      it's fixed compiled-in. Therefore, since we're doing the
      early assignment, we don't have a real use for the Reno alias
      tcp_init_congestion_ops anymore and can thus remove it.
      Actual usage of the congestion control operations are being
      made after the 3WHS has finished, in some cases however we
      can access get_info() via diag if implemented, therefore we
      need to zero out the private area for those modules.
      Joint work with Daniel Borkmann and Glenn Judd.
      Signed-off-by: default avatarFlorian Westphal <fw@strlen.de>
      Signed-off-by: default avatarDaniel Borkmann <dborkman@redhat.com>
      Signed-off-by: default avatarGlenn Judd <glenn.judd@morganstanley.com>
      Acked-by: default avatarStephen Hemminger <stephen@networkplumber.org>
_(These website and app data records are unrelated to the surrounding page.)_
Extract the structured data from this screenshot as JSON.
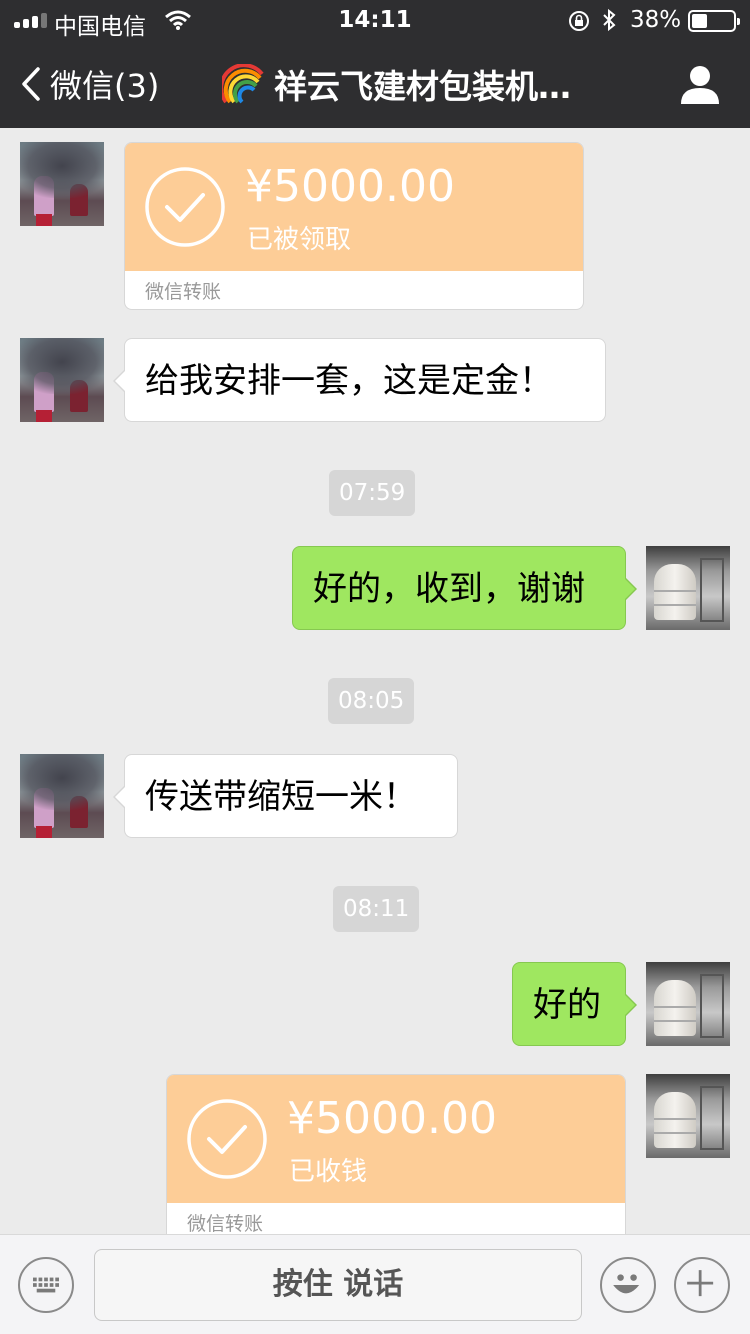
{
  "status_bar": {
    "carrier": "中国电信",
    "time": "14:11",
    "battery_percent": "38%",
    "battery_level": 0.38
  },
  "nav": {
    "back_label": "微信(3)",
    "title": "祥云飞建材包装机…"
  },
  "messages": {
    "transfer1": {
      "amount": "¥5000.00",
      "status": "已被领取",
      "label": "微信转账"
    },
    "text1": "给我安排一套，这是定金！",
    "time1": "07:59",
    "text2": "好的，收到，谢谢",
    "time2": "08:05",
    "text3": "传送带缩短一米！",
    "time3": "08:11",
    "text4": "好的",
    "transfer2": {
      "amount": "¥5000.00",
      "status": "已收钱",
      "label": "微信转账"
    }
  },
  "input_bar": {
    "hold_to_talk": "按住 说话"
  },
  "colors": {
    "nav_bg": "#2e2e30",
    "chat_bg": "#ebebeb",
    "outgoing_bubble": "#9fe760",
    "transfer_orange": "#fdcd97"
  }
}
      Signed-off-by: default avatarDavid S. Miller <davem@davemloft.net>
    • John Fastabend's avatar
      net: sched: cls_rcvp, complete rcu conversion · 53dfd501
      John Fastabend authored
      This completes the cls_rsvp conversion to RCU safe
      copy, update semantics.
      As a result all cases of tcf_exts_change occur on
      empty lists now.
      Signed-off-by: default avatarJohn Fastabend <john.r.fastabend@intel.com>
      Signed-off-by: default avatarDavid S. Miller <davem@davemloft.net>
    • Eric Dumazet's avatar
      dql: dql_queued() should write first to reduce bus transactions · 3d9a0d2f
      Eric Dumazet authored
      While doing high throughput test on a BQL enabled NIC,
      I found a very high cost in ndo_start_xmit() when accessing BQL data.
      It turned out the problem was caused by compiler trying to be
      smart, but involving a bad MESI transaction :
        0.05 │  mov    0xc0(%rax),%edi    // LOAD dql->num_queued
        0.48 │  mov    %edx,0xc8(%rax)    // STORE dql->last_obj_cnt = count
       58.23 │  add    %edx,%edi
        0.58 │  cmp    %edi,0xc4(%rax)
        0.76 │  mov    %edi,0xc0(%rax)    // STORE dql->num_queued += count
        0.72 │  js     bd8
      I got an incredible 10 % gain [1] by making sure cpu do not attempt
      to get the cache line in Shared mode, but directly requests for
      New code :
      	mov    %edx,0xc8(%rax)  // STORE dql->last_obj_cnt = count
      	add    %edx,0xc0(%rax)  // RMW   dql->num_queued += count
      	mov    0xc4(%rax),%ecx  // LOAD dql->adj_limit
      	mov    0xc0(%rax),%edx  // LOAD dql->num_queued
      	cmp    %edx,%ecx
      The TX completion was running from another cpu, with high interrupts
      Note that I am using barrier() as a soft hint, as mb() here could be
      too heavy cost.
      [1] This was a netperf TCP_STREAM with TSO disabled, but GSO enabled.
      Signed-off-by: default avatarEric Dumazet <edumazet@google.com>
      Acked-by: default avatarJesper Dangaard Brouer <brouer@redhat.com>
      Signed-off-by: default avatarDavid S. Miller <davem@davemloft.net>
  2. 28 Sep, 2014 26 commits